The tuna may be within reach of the Irish coast at any time from late July to early October, but locating them can be a problem. Albacore are fast-moving migratory fish, capable of travelling 100 miles in a day. Weather and sea temperature are important factors. Off Ireland the fish tend to keep well out sea, along the edge of the continental shelf and out of range of all but the more adventurous breed of sea angler. Now and then a shoal turns up close inshore, but this is such an unpredictable event that an angler would be very lucky to be in the right place at the right time.
Trolling with various kinds of artificial lure including plugs, plastic squid and tuna feathers is the normal method of fishing for albacore in Ireland. At different times and on different days different lures work best. So anglers need to have more than one type of lure in their armoury. Colour is also important. Once the fish have been contacted it is advisable for everyone to switch to a similar lure. Several rods can be fished at once across the stern and via outriggers on either side. Trolling can be quite fast. Albacore are not shy of a boat and the disturbance of the water attracts them. Teasers may be used to increase the attraction. Once the boat stops the fish tend to lose interest, so if one rod gets a strike the boat should be kept moving as long as possible for the chance of hooking another. It is not uncommon to have two or three peeling line off the reels at the same time.

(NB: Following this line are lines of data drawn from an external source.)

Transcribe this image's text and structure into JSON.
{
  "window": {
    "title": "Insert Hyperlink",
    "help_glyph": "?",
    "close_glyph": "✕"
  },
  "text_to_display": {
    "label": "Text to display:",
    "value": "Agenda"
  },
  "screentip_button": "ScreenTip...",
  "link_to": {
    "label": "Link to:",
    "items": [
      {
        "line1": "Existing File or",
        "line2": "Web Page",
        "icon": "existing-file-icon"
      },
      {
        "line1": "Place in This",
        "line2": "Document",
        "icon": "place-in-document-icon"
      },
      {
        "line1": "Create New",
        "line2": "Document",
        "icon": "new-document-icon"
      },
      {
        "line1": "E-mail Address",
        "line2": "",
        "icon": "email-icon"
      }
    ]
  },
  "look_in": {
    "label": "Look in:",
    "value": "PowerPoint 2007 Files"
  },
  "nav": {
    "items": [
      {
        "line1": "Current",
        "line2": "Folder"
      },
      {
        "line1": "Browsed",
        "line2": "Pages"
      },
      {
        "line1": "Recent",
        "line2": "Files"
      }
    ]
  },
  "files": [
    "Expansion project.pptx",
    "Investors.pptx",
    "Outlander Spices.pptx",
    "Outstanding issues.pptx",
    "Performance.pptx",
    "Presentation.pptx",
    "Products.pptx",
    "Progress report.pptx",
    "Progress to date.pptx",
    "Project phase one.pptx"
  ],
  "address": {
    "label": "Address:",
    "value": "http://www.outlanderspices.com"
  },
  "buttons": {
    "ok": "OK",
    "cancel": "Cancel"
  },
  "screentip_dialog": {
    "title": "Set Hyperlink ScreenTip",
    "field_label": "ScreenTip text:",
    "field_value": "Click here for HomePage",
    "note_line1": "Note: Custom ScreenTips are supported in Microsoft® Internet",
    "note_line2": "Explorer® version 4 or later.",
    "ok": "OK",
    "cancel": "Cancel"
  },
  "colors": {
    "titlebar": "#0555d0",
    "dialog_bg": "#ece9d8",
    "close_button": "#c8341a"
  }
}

The world record for albacore stands at 88.3 lbs (40 kg). The Irish record is 64.59 lbs (29.29 kg) for a fish caught in 2007. If you ever wondered what mackerel fishing would be like if they grew to a decent size, this is it.